Joseph Kertes, The Afterlife of Stars
(Little, Brown and Company)
There is a whole subgenre of Gospel of Joe Schmo that might be called the Gospel of Little Joe, wherein the peripheral character is a child narrating adult events beyond their comprehension, who, precisely because of their lack of fluency in the adult world, are able to see and report the situation more poignantly. Shane and To Kill a Mockingbird are both great examples.
But one of my favorite recent novels to use this narrative position is The Afterlife of Stars by Joseph Kertes, which is narrated by 9-year-old Robert as his family flees the 1956 Russian occupation of Budapest. Robert, who asks sincerely if instead of leaving they could maybe just get the Russian’s to like them, Robert who sneaks chocolates from the bowl on the dining table as Russian soldiers toss their apartment, Robert who muses about a favorite clawfoot table he likes to hide under: “When I was much younger, I thought that this unlucky lion had grown a tabletop instead of a head, but when my brother taught me the facts of life, I realized that a lion and a table had lain down together to make this child.”
In Robert’s case, the larger than life figure is mostly his older brother Atilla, a troublemaking, wildly curious and brave boy, although the stage and the stakes of the novel are quite a bit bigger than these two brothers. Almost every time Atilla speaks he says something wondrous and strange, things that I think about on a daily basis even though I read the book years ago. At the start of the book, Atilla complains to his little brother that semen is such a bland color, giving no hint how important and vital it is. “‘Give it something more, ‘ I would have said to the Lord. ‘Color isn’t everything.

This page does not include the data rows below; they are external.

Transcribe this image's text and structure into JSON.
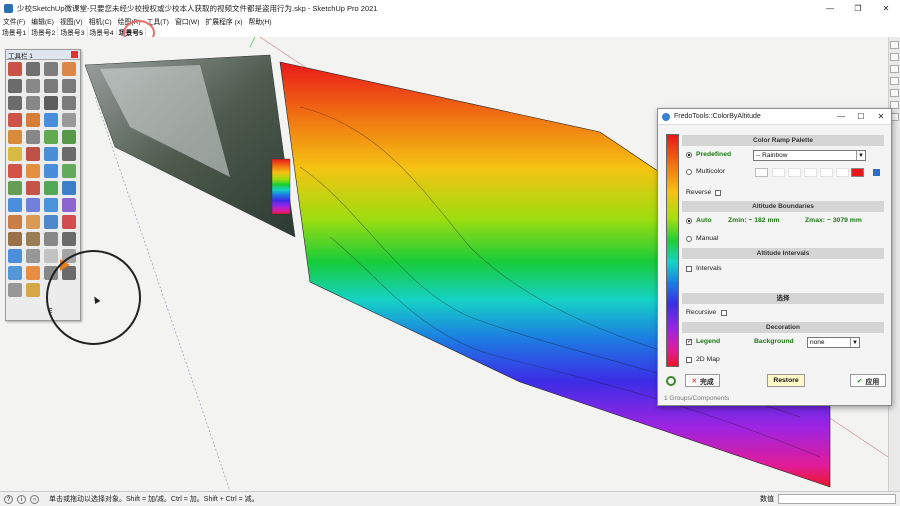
{
  "window": {
    "title": "少校SketchUp微课堂-只要您未经少校授权或少校本人获取的视频文件都是盗用行为.skp - SketchUp Pro 2021",
    "minimize": "—",
    "maximize": "❐",
    "close": "✕"
  },
  "menu": [
    "文件(F)",
    "编辑(E)",
    "视图(V)",
    "相机(C)",
    "绘图(R)",
    "工具(T)",
    "窗口(W)",
    "扩展程序 (x)",
    "帮助(H)"
  ],
  "scenes": [
    "场景号1",
    "场景号2",
    "场景号3",
    "场景号4",
    "场景号5"
  ],
  "active_scene_index": 4,
  "toolbar": {
    "title": "工具栏 1",
    "icon_colors": [
      "#c23a2a",
      "#5a5a5a",
      "#6a6a6a",
      "#d9762b",
      "#555",
      "#777",
      "#666",
      "#666",
      "#555",
      "#777",
      "#444",
      "#666",
      "#c8392b",
      "#d46a1b",
      "#2f7ed8",
      "#8c8c8c",
      "#d47a1c",
      "#777",
      "#4a9e3a",
      "#3d8a2e",
      "#d5b024",
      "#b8362a",
      "#2e7fd1",
      "#555",
      "#cc3a2a",
      "#e07f22",
      "#2d7ed6",
      "#4e9e43",
      "#4d8f3a",
      "#c0392b",
      "#3a9b3c",
      "#1e6bc2",
      "#2f7ed8",
      "#5a6ed6",
      "#2e82d6",
      "#7b4ec9",
      "#c36a2a",
      "#d68c3a",
      "#3478c7",
      "#c33",
      "#8c5a2a",
      "#8b6a3a",
      "#777",
      "#555",
      "#2f7ed8",
      "#888",
      "#bbb",
      "#999",
      "#3b87d4",
      "#e67e22",
      "#777",
      "#555",
      "#888",
      "#d49b2a"
    ],
    "bottom_label": "E"
  },
  "dialog": {
    "title": "FredoTools::ColorByAltitude",
    "sections": {
      "ramp": "Color Ramp Palette",
      "boundaries": "Altitude Boundaries",
      "intervals": "Altitude Intervals",
      "select": "选择",
      "decoration": "Decoration"
    },
    "predefined_label": "Predefined",
    "predefined_value": "-- Rainbow",
    "multicolor_label": "Multicolor",
    "reverse_label": "Reverse",
    "auto_label": "Auto",
    "zmin": "Zmin:  ~ 182 mm",
    "zmax": "Zmax:  ~ 3079 mm",
    "manual_label": "Manual",
    "intervals_label": "Intervals",
    "recursive_label": "Recursive",
    "legend_label": "Legend",
    "background_label": "Background",
    "background_value": "none",
    "map2d_label": "2D Map",
    "finish_label": "完成",
    "restore_label": "Restore",
    "apply_label": "应用",
    "status": "1 Groups/Components"
  },
  "status_bar": {
    "hint": "单击或拖动以选择对象。Shift = 加/减。Ctrl = 加。Shift + Ctrl = 减。",
    "measurement_label": "数值"
  }
}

Give the little sperms horns, or feathers.’”
The Afterlife of Stars is the funniest tragic novel I know, and if you only read one book on this list, please God let it be this one. (The author, Joseph Kertes, has a new book out called Last Impressions which is also excellent.)
The Knockout Queen by Rufi Thorpe is available now via Knopf.